Eliot, Valerie, ed. The Letters of T. S. Eliot, 1898-1922. Vol. 1. New York: Harcourt Brace Jovanovich, 1988. Includes all the poet’s significant extant correspondence up to the age of thirty-four. An important addition to the biographical and critical literature on Eliot, none of which had access to this complete collection of letters. His correspondence contains drafts of poems and reveals both his extremely correct and whimsical sides.
Gordon, Lyndall. Eliot’s Early Years. New York: Oxford University Press, 1977. Reviewed by Richard Ellmann and other important critics as the most thorough treatment of Eliot’s early career, Gordon’s study is a superb meld of biography and criticism, drawing upon unpublished diaries, letters, and poems by the poet’s mother. Should be read in conjunction with Peter Ackroyd’s equally important biography.

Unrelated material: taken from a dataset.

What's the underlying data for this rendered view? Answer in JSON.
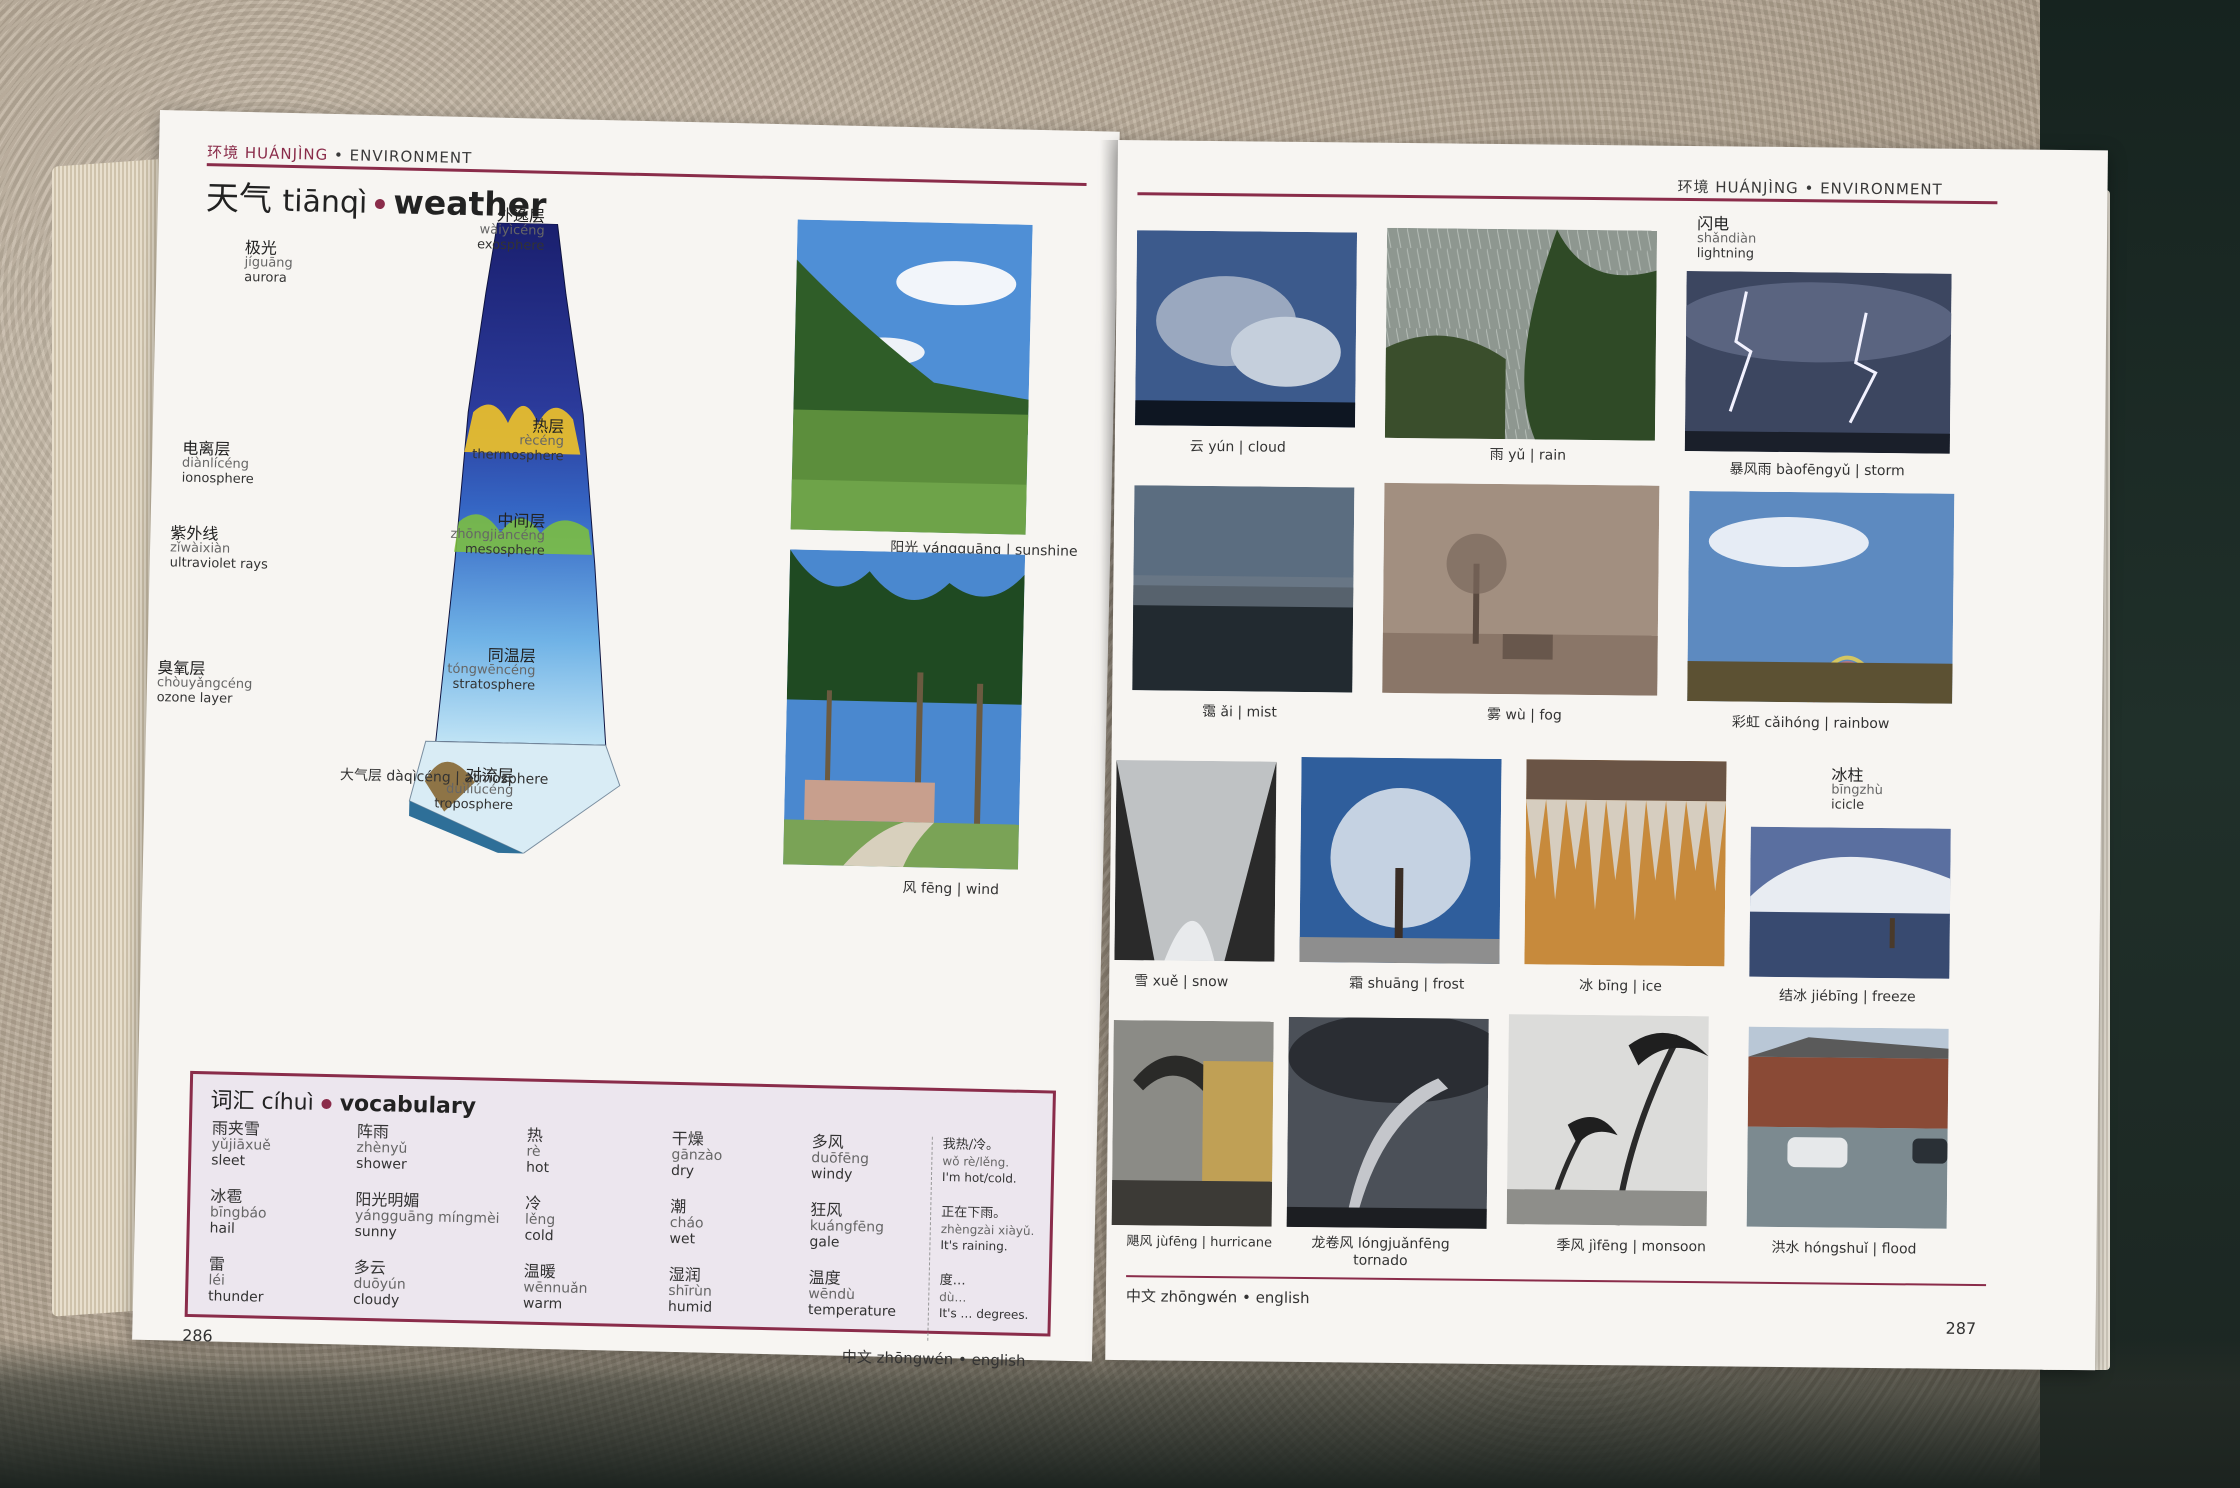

Gordon, Lyndall. Eliot’s New Life. New York: Farrar, Straus & Giroux, 1988. A continuation of Gordon’s biography of the early years, concentrating on the religious phase of the poet’s life, his separation from his first wife, his friendships with two other women, and his marriage to Valerie Fletcher in 1957. Gordon is equally sound on Eliot’s later poetry, especially on the development of Four Quartets.
Gordon, Lyndall. T. S. Eliot: An Imperfect Life. New York: Norton, 1999. In this exhaustive biography Gordon builds on the efforts from her first two books covering Eliot’s early years. She assiduously tracked down Eliot’s correspondence and manuscripts to address the issue of Eliot’s anti-Semitism and misogyny. Gordon reinforces her thesis that Eliot’s poetic output should be interpreted as a coherent spiritual biography.
Habib, Rafey. The Early T. S. Eliot and Western Philosophy. New York: Cambridge University Press, 1999. A look at the philosophical beliefs held by Eliot and how they found their way into his literary works. Bibliography and index.
Litz, A. Walton, ed. Eliot in His Time: Essays on the Occasion of the Fiftieth Anniversary of “The Waste Land.” Princeton, N.J.: Princeton University Press, 1973. Eight essays by eminent poets and scholars on the development, the achievement, and the impact of Eliot’s great poem. Each essay assesses Eliot’s place in literary history and examines not only his published poetry but also the facsimile publication of Eliot’s manuscripts of The Waste Land.
Malamud, Randy. T. S. Eliot’s Drama: A Research and Production Sourcebook. New York: Greenwood Press, 1992. A close look at the production of Eliot’s dramatic works. Bibliography and indexes.
Malamud, Randy. Where the Words Are Valid: T. S. Eliot’s Communities of Drama. Westport, Conn.: Greenwood Press, 1994. A critical analysis and interpretation of Eliot’s plays. Bibliography and index.
Moody, A. David, ed. The Cambridge Companion to T. S. Eliot. New York: Cambridge University Press, 1994. A comprehensive reference work dedicated to Eliot’s life, work, and times. Bibliography and index.
Schuchard, Ronald. Eliot’s Dark Angel: Intersections of Life and Art. New York: Oxford University Press, 1999. A critical study demonstrating how Eliot’s personal voice works through the sordid, the bawdy, the blasphemous, and the horrific to create a unique moral world. Schuchard works against conventional attitudes toward Eliot’s intellectual and spiritual development by showing how early and consistently his classical and religious sensibility manifests itself in his poetry and criticism.